If you're a parent seeking safer alternatives to mosquito repellent with DEET for your kids, your first instinct might be to reach for a natural insect repellent such as our BR pick, Repel Lemon Eucalyptus (Est. $5 for 4 oz.). However, ingredients that come from nature aren't necessarily safer than chemicals made in a lab. According to the EPA, oil of lemon eucalyptus is "practically non-toxic" if swallowed or applied to the skin, but it's "very highly or highly toxic" to the eyes and can even cause temporary eye injury. This is probably one reason why the Food and Drug Administration hasn't approved products with lemon eucalyptus oil for use in children under three years old, while products with DEET can be used on children as young as two months.
A safer alternative, according to ConsumerReports.org, is products with picaridin -- a chemical based on piperine, a compound in black pepper.

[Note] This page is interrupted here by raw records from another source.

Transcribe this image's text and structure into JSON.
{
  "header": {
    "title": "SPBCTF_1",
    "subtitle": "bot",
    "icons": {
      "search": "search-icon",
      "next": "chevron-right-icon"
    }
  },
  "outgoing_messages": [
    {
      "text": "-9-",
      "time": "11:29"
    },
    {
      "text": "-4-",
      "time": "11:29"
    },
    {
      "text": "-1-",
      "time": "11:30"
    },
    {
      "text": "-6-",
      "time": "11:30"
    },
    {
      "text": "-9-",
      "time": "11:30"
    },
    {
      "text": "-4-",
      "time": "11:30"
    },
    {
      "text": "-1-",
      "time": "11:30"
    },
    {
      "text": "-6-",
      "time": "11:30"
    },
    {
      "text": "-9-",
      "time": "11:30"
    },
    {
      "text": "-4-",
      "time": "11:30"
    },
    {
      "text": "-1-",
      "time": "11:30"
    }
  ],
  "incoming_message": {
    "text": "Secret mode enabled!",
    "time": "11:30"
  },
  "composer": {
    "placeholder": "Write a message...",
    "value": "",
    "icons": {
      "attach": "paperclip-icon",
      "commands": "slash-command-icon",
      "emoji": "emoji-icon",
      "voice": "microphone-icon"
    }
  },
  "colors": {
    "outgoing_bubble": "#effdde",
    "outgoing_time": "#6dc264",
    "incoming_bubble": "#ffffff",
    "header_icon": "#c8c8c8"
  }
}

Although it's not that widely used in the United States, ConsumerReports.org says it's just as effective at repelling mosquitoes as DEET, and significantly safer. The EPA says piperine can cause low levels of eye, skin, or lung irritation, but it doesn't pose the serious problems linked to DEET, such as seizures. And, unlike most insect-repelling chemicals, it's virtually odorless.
None of this would matter if picaridin didn't actually stop bugs from biting, but according to tests, it does. In fact, Sawyer Picaridin ($9 for 4 oz.) (also known as Fisherman's Formula) is a top performer, repelling both ticks and mosquitoes for at least 8 hours. The only drawback testers noticed was that, like products with DEET, this picaridin-based mosquito repellent can damage cloth and leather and remove nail polish.
The majority of users posting at Amazon.com say that Sawyer Picaridin does a great job repelling not just mosquitoes and ticks, but also flies, chiggers, and no-see-ums (biting gnats). They also say it doesn't have the greasy feel of many DEET-based products, and it has virtually no odor. However, a minority say that the product was not effective. Another common complaint is that the available pump bottle doesn't work well, but the mosquito repellant is also available in lotion form. A couple of users say they developed a rash after using Sawyer Picaridin, but this appears to be a rare problem, and using sunscreen underneath the spray helps prevent it. Still, the overall rating of 4.4 stars based on more than 720 reviews at Amazon.com indicates that most that try Sawyer Picaridin are satisfied with it.
If you're looking for a product that's completely non-toxic, California Baby Natural Bug Blend (Est. $18 for 6.5 oz.) is a reasonable choice. Natural health expert Annie B. Bond of Good Housekeeping recommends this spray, which uses only pure essential oils of citronella, lemongrass, and cedar. According to the manufacturers, Natural Bug Blend is safe for children of all ages, although they recommend asking your doctor before using it on babies under 6 months old.
Unfortunately, in independent testing, California Baby Natural Bug Blend was one of the least effective products. Though it warded off ticks for 6.7 hours, it couldn't even last an hour against mosquitoes. Even users at Drugstore.com and Amazon.com, who generally like this product for its nontoxic ingredients and pleasant smell, admit that it's not all that effective. Some reviewers say it works reasonably well, but it needs to be applied liberally and reapplied often. On top of that, we saw a couple of complaints that this product caused a rash -- so even all-natural ingredients aren't guaranteed to be harmless for everyone.
Another nontoxic option for kids is Bite Blocker Herbal (Est. $16 for 4.7 oz.). Like Natural Bug Blend, this is an all-natural product, made with contains geranium, soybean, and coconut oils. It's performed well in a couple of older studies, but it only protects against mosquitoes for an hour or two, so if you use this product on your kids, you'll need to reapply it often. See our discussion of natural insect repellents for more details.